Airborne Surveillance Test Bed (AST). The AST is a BMD asset being used to validate Long Wavelength Infrared (LWIR) sensor functional performance and to collect infrared data on a wide variety of ballistic missile targets. The system's large field-of-view LWIR sensor is used to accurately measure target infrared signature and position. The AST is frequently used as a surrogate for sensor systems under development. By collecting data and demonstrating sensor performance, the system addresses critical NMD and TMD development issues. The AST consists of a large three-color, LWIR sensor mounted in an 86-foot-long cupola atop a modified Boeing 767 aircraft. In addition to the module housing the AST sensor, the cupola on top has a second module capable of accommodating another sensor. The main cabin houses the signal and data processing equipment, operator consoles, recording equipment, global positioning system processors, and other ancillary equipment. The AST completed system integration and testing at Boeing in January 1990. Since then, it has completed many data collection and performance demonstration missions. These missions have been conducted at a variety of test ranges, including Kwajalein Missile Range (KMR), Pacific Missile Range Facility, Eastern Test Range, White Sands Missile Range (WSMR), and Wallops Island. Missions have been conducted at other CONUS locations as well. The AST is based at the Military Flight Center, Boeing Field, Seattle, WA. Future missions will allow the AST to collect data against new and never-before-seen targets and to expand the demonstration of surveillance sensor functions to new areas. AST continues to provide critical data and demonstrations.

POC: Mr. Hank Holmes, MDSTC; (205) 955-2136; PMA A1155

High Altitude Observatory (HALO). The MDSTC manages the HALO program for BMDO. The HALO is an instrumented Gulfstream II-B optical data collection aircraft providing airborne collection of multispectral (spanning the ultraviolet through the longwave infrared), imaging (calibrated radiometric and photo documentary), optical signature data on targets of interest including reentry vehicles, missile plume phenomenology, and missile/target intercepts, and intercept debris characterization and kill assessment. The mobile test asset supports a variety of user organizations with sustaining funds provided by BMDO and augmented by user funds for specific missions activities.

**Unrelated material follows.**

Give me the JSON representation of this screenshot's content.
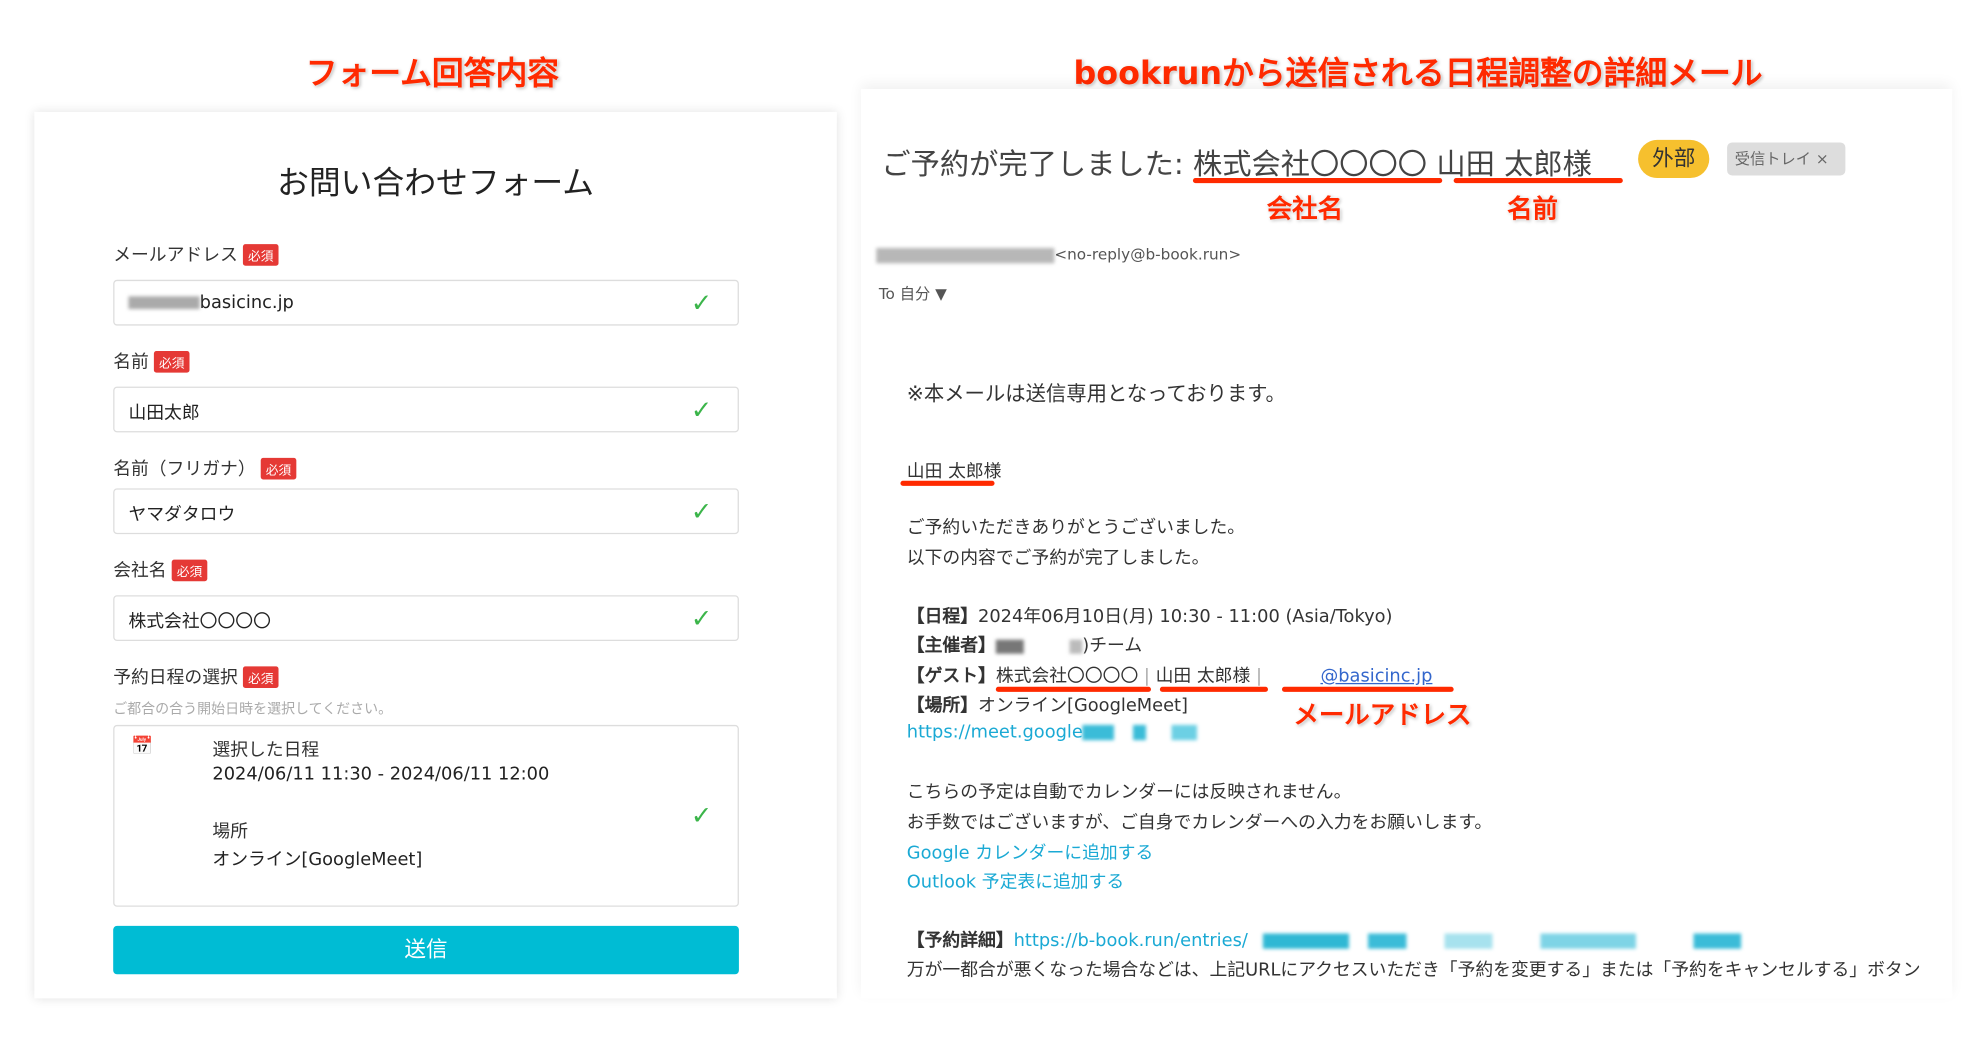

POC: Mr. Sonny Anderson, MDSTC; (205) 955-2151; PMA A3360

Sea Lite Beam Director (SLBD). The SLBD is an USASSDC asset located at WSMR. Elements have been combined into an integrated system that can acquire and track targets at extended ranges, accept the full power of the Mid-Infrared Chemical Laser (MIRACL) beam, focus and aim this beam onto a moving target, and maintain the focused beam on the aimpoint long enough to destroy or disable the target.

The SLBD system performs its pointing and tracking with a stabilized line-of-sight controlled by an inertially stabilized reference mirror and low-power alignment lasers and optical sensors. This scheme provides for high bandwidth, low jitter, and precise pointing of the MIRACL beam.

In addition to pointing the high energy laser beam, the SLBD has been used very successfully to passively track and image aircraft and missiles in flight. The inherently high quality of the optical components, precise pointing of the device, and its ability to track very high speed targets make it an ideal platform for capturing in-flight imagery of TMD launches and intercepts. Calibrated IR sensors in the SLBD's optical train collect high-speed, very high quality imagery of plume and hardbody signatures, and phenomenology, as well as recording point-of-intercept imagery.

POC: Mr. Tony Marrujo, USASSDC-HELSTF, (505) 679-5028